Friedman Forum: How Do Individuals Repay Their Debt, Featuring Neale Mahoney
When faced with debt across multiple credit cards, do people pay down their balances in a way that makes financial sense? On February 1, BFI hosted Chicago Booth Professor Neale Mahoney for a Friedman Forum luncheon lecture on his recent working paper, “How Do Individuals Repay Their Debt? The Balance-Matching Heuristic.”
In the paper, Professor Mahoney and his colleagues examine how credit card holders in the United Kingdom divide their payments between credit card balances. Instead of paying down the card with the highest interest rate first, the authors find people make payments based on the size of the balances on each credit card. These findings reveal the large gap between the optimal way to repay debt, and reality of how people repay their credit card debt.
A Conversation with Cass Sunstein and Richard Thaler
Traditional economics assumes rational actors. In daily decision-making, however, we all make decisions influenced by our biases and beliefs, whether which car to buy or who to vote for at the polls. As a result, outcomes often deviate from the standards of rationality assumed by economics.
Combining discoveries in human psychology with a practical understanding of economics – including incentives and market behavior – Booth Professor Richard Thaler, recipient of the 2017 Nobel Prize in Economics, and Harvard Law School Professor Cass Sunstein, recipient of the 2018 Holberg Prize and former Administrator of the White House Office of Information & Regulatory Affairs, have revolutionized our understanding of how human behaviors can impact markets.

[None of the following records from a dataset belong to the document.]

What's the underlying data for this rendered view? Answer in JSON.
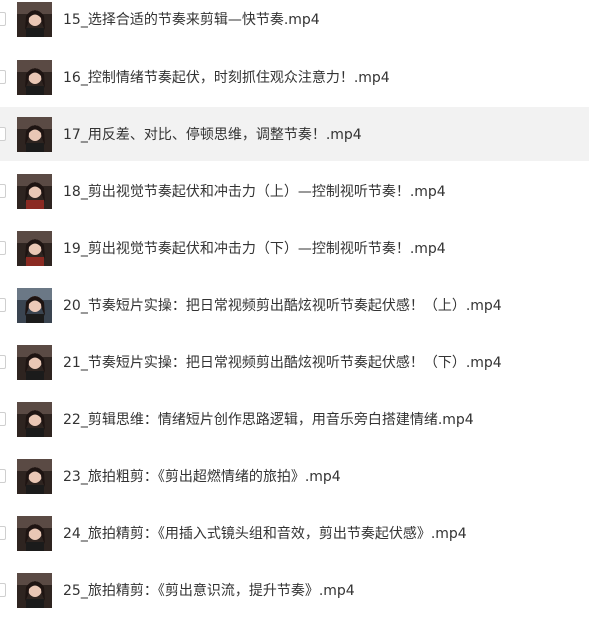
{
  "files": [
    {
      "name": "15_选择合适的节奏来剪辑—快节奏.mp4",
      "thumbnail": "video-thumbnail-icon",
      "hovered": false
    },
    {
      "name": "16_控制情绪节奏起伏，时刻抓住观众注意力！.mp4",
      "thumbnail": "video-thumbnail-icon",
      "hovered": false
    },
    {
      "name": "17_用反差、对比、停顿思维，调整节奏！.mp4",
      "thumbnail": "video-thumbnail-icon",
      "hovered": true
    },
    {
      "name": "18_剪出视觉节奏起伏和冲击力（上）—控制视听节奏！.mp4",
      "thumbnail": "video-thumbnail-icon",
      "hovered": false
    },
    {
      "name": "19_剪出视觉节奏起伏和冲击力（下）—控制视听节奏！.mp4",
      "thumbnail": "video-thumbnail-icon",
      "hovered": false
    },
    {
      "name": "20_节奏短片实操：把日常视频剪出酷炫视听节奏起伏感！（上）.mp4",
      "thumbnail": "video-thumbnail-icon",
      "hovered": false
    },
    {
      "name": "21_节奏短片实操：把日常视频剪出酷炫视听节奏起伏感！（下）.mp4",
      "thumbnail": "video-thumbnail-icon",
      "hovered": false
    },
    {
      "name": "22_剪辑思维：情绪短片创作思路逻辑，用音乐旁白搭建情绪.mp4",
      "thumbnail": "video-thumbnail-icon",
      "hovered": false
    },
    {
      "name": "23_旅拍粗剪：《剪出超燃情绪的旅拍》.mp4",
      "thumbnail": "video-thumbnail-icon",
      "hovered": false
    },
    {
      "name": "24_旅拍精剪：《用插入式镜头组和音效，剪出节奏起伏感》.mp4",
      "thumbnail": "video-thumbnail-icon",
      "hovered": false
    },
    {
      "name": "25_旅拍精剪：《剪出意识流，提升节奏》.mp4",
      "thumbnail": "video-thumbnail-icon",
      "hovered": false
    }
  ],
  "colors": {
    "text": "#333333",
    "hover_row": "#f2f2f2",
    "checkbox_border": "#cfcfcf"
  }
}
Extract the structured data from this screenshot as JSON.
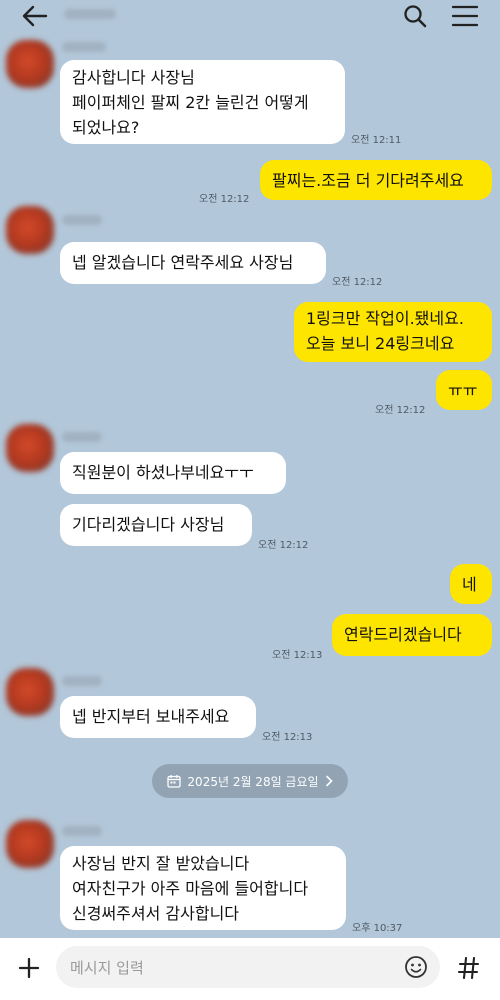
{
  "header": {
    "back_icon": "arrow-left-icon",
    "search_icon": "search-icon",
    "menu_icon": "hamburger-menu-icon"
  },
  "messages": [
    {
      "from": "them",
      "lines": [
        "감사합니다 사장님",
        "페이퍼체인 팔찌 2칸 늘린건 어떻게",
        "되었나요?"
      ],
      "time": "오전 12:11"
    },
    {
      "from": "me",
      "lines": [
        "팔찌는.조금 더 기다려주세요"
      ],
      "time": "오전 12:12"
    },
    {
      "from": "them",
      "lines": [
        "넵 알겠습니다 연락주세요 사장님"
      ],
      "time": "오전 12:12"
    },
    {
      "from": "me",
      "lines": [
        "1링크만 작업이.됐네요.",
        "오늘 보니 24링크네요"
      ],
      "time": ""
    },
    {
      "from": "me",
      "lines": [
        "ㅠㅠ"
      ],
      "time": "오전 12:12"
    },
    {
      "from": "them",
      "lines": [
        "직원분이 하셨나부네요ㅜㅜ"
      ],
      "time": ""
    },
    {
      "from": "them",
      "lines": [
        "기다리겠습니다 사장님"
      ],
      "time": "오전 12:12"
    },
    {
      "from": "me",
      "lines": [
        "네"
      ],
      "time": ""
    },
    {
      "from": "me",
      "lines": [
        "연락드리겠습니다"
      ],
      "time": "오전 12:13"
    },
    {
      "from": "them",
      "lines": [
        "넵 반지부터 보내주세요"
      ],
      "time": "오전 12:13"
    },
    {
      "from": "them",
      "lines": [
        "사장님 반지 잘 받았습니다",
        "여자친구가 아주 마음에 들어합니다",
        "신경써주셔서 감사합니다"
      ],
      "time": "오후 10:37"
    }
  ],
  "date_divider": {
    "text": "2025년 2월 28일 금요일",
    "icon": "calendar-icon",
    "chevron": "chevron-right-icon"
  },
  "composer": {
    "placeholder": "메시지 입력",
    "add_icon": "plus-icon",
    "emoji_icon": "emoji-icon",
    "hash_icon": "hash-icon"
  },
  "colors": {
    "background": "#b2c7d9",
    "my_bubble": "#fee500",
    "their_bubble": "#ffffff"
  }
}
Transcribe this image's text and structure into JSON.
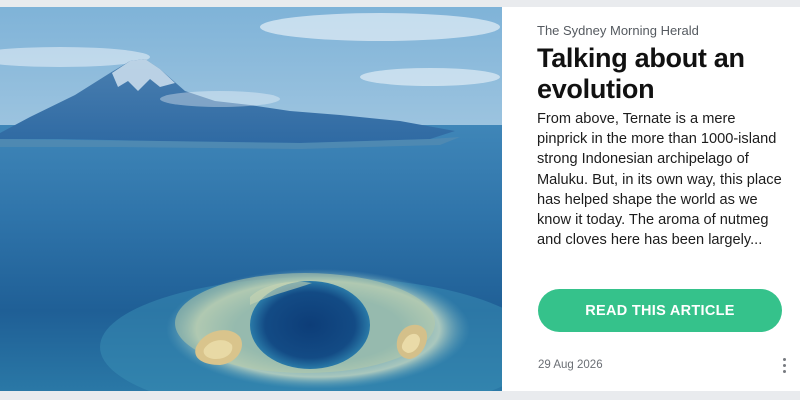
{
  "article": {
    "source": "The Sydney Morning Herald",
    "headline": "Talking about an evolution",
    "excerpt": "From above, Ternate is a mere pinprick in the more than 1000-island strong Indonesian archipelago of Maluku. But, in its own way, this place has helped shape the world as we know it today. The aroma of nutmeg and cloves here has been largely...",
    "cta_label": "READ THIS ARTICLE",
    "date": "29 Aug 2026",
    "more_icon": "more-vertical-icon"
  },
  "colors": {
    "cta": "#35c28b",
    "card": "#ffffff",
    "page": "#e9ebee"
  }
}
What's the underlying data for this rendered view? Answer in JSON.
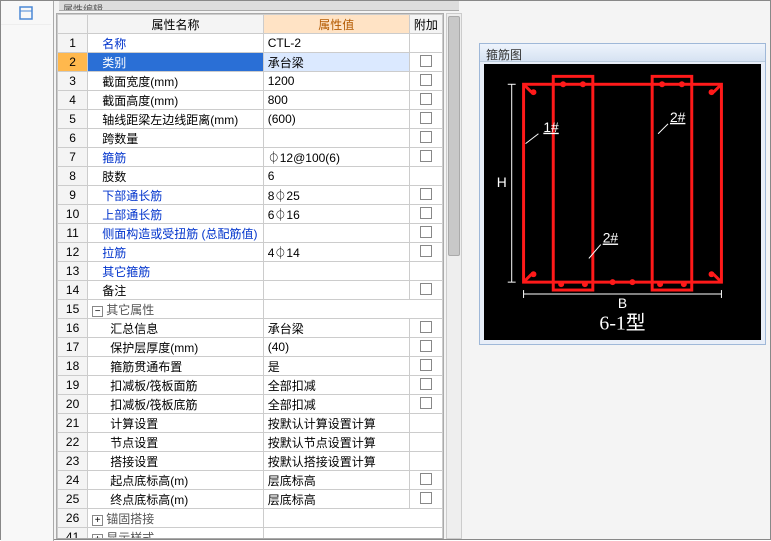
{
  "tab_label": "属性编辑",
  "columns": {
    "name": "属性名称",
    "value": "属性值",
    "extra": "附加"
  },
  "rows": [
    {
      "n": 1,
      "name": "名称",
      "value": "CTL-2",
      "link": true,
      "chk": false
    },
    {
      "n": 2,
      "name": "类别",
      "value": "承台梁",
      "link": true,
      "chk": true,
      "selected": true
    },
    {
      "n": 3,
      "name": "截面宽度(mm)",
      "value": "1200",
      "chk": true
    },
    {
      "n": 4,
      "name": "截面高度(mm)",
      "value": "800",
      "chk": true
    },
    {
      "n": 5,
      "name": "轴线距梁左边线距离(mm)",
      "value": "(600)",
      "chk": true
    },
    {
      "n": 6,
      "name": "跨数量",
      "value": "",
      "chk": true
    },
    {
      "n": 7,
      "name": "箍筋",
      "value": "⏀12@100(6)",
      "link": true,
      "chk": true
    },
    {
      "n": 8,
      "name": "肢数",
      "value": "6",
      "chk": false
    },
    {
      "n": 9,
      "name": "下部通长筋",
      "value": "8⏀25",
      "link": true,
      "chk": true
    },
    {
      "n": 10,
      "name": "上部通长筋",
      "value": "6⏀16",
      "link": true,
      "chk": true
    },
    {
      "n": 11,
      "name": "侧面构造或受扭筋 (总配筋值)",
      "value": "",
      "link": true,
      "chk": true
    },
    {
      "n": 12,
      "name": "拉筋",
      "value": "4⏀14",
      "link": true,
      "chk": true
    },
    {
      "n": 13,
      "name": "其它箍筋",
      "value": "",
      "link": true,
      "chk": false
    },
    {
      "n": 14,
      "name": "备注",
      "value": "",
      "chk": true
    },
    {
      "n": 15,
      "name": "其它属性",
      "value": "",
      "group": true,
      "exp": "−"
    },
    {
      "n": 16,
      "name": "汇总信息",
      "value": "承台梁",
      "indent": 2,
      "chk": true
    },
    {
      "n": 17,
      "name": "保护层厚度(mm)",
      "value": "(40)",
      "indent": 2,
      "chk": true
    },
    {
      "n": 18,
      "name": "箍筋贯通布置",
      "value": "是",
      "indent": 2,
      "chk": true
    },
    {
      "n": 19,
      "name": "扣减板/筏板面筋",
      "value": "全部扣减",
      "indent": 2,
      "chk": true
    },
    {
      "n": 20,
      "name": "扣减板/筏板底筋",
      "value": "全部扣减",
      "indent": 2,
      "chk": true
    },
    {
      "n": 21,
      "name": "计算设置",
      "value": "按默认计算设置计算",
      "indent": 2,
      "chk": false
    },
    {
      "n": 22,
      "name": "节点设置",
      "value": "按默认节点设置计算",
      "indent": 2,
      "chk": false
    },
    {
      "n": 23,
      "name": "搭接设置",
      "value": "按默认搭接设置计算",
      "indent": 2,
      "chk": false
    },
    {
      "n": 24,
      "name": "起点底标高(m)",
      "value": "层底标高",
      "indent": 2,
      "chk": true
    },
    {
      "n": 25,
      "name": "终点底标高(m)",
      "value": "层底标高",
      "indent": 2,
      "chk": true
    },
    {
      "n": 26,
      "name": "锚固搭接",
      "value": "",
      "group": true,
      "exp": "+"
    },
    {
      "n": 41,
      "name": "显示样式",
      "value": "",
      "group": true,
      "exp": "+"
    }
  ],
  "diagram": {
    "title": "箍筋图",
    "label_h": "H",
    "label_b": "B",
    "type_label": "6-1型",
    "ann1": "1#",
    "ann2a": "2#",
    "ann2b": "2#"
  }
}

Their work highlights opportunities to drive decision-making in a direction that improves outcomes for businesses, government, and society as a whole.
The Becker Friedman Institute for Economics welcomed Thaler and Sunstein, authors of the best-selling book "Nudge: Improving Decisions About Health, Wealth, and Happiness," for a discussion about the power of behavioral economics to affect decision-making. BFI Director Michael Greenstone, the Milton Friedman Professor of Economics, the Harris School and the College, moderated the discussion.
Becker Brown Bag: Learning From Data, Featuring Steve Levitt
Chicago Booth Professor Steve Levitt, co-author of Freakonomics, discussed modern data science techniques at BFI's latest Becker Brown Bag talk.
Discussion Section Uncut: Nancy Stokey
In this episode, Murphy talks with Nancy Stokey, The Frederick Henry Prince Distinguished Service Professor of Economics, about the transformative effects that technology has on economies.
Excellent and thought-provoking
This is quickly becoming my favorite podcast. Interesting Economists talking about interesting stuff. If you like either or both of those things, you’ll probably like this.
Just started listening... and I love it!
This is a very educational podcast with in-depth discussion of academic writings. If you are interested in economics, this is the podcast for you.
If you love Econ, you will love this podcast. Cancel your radio and listen!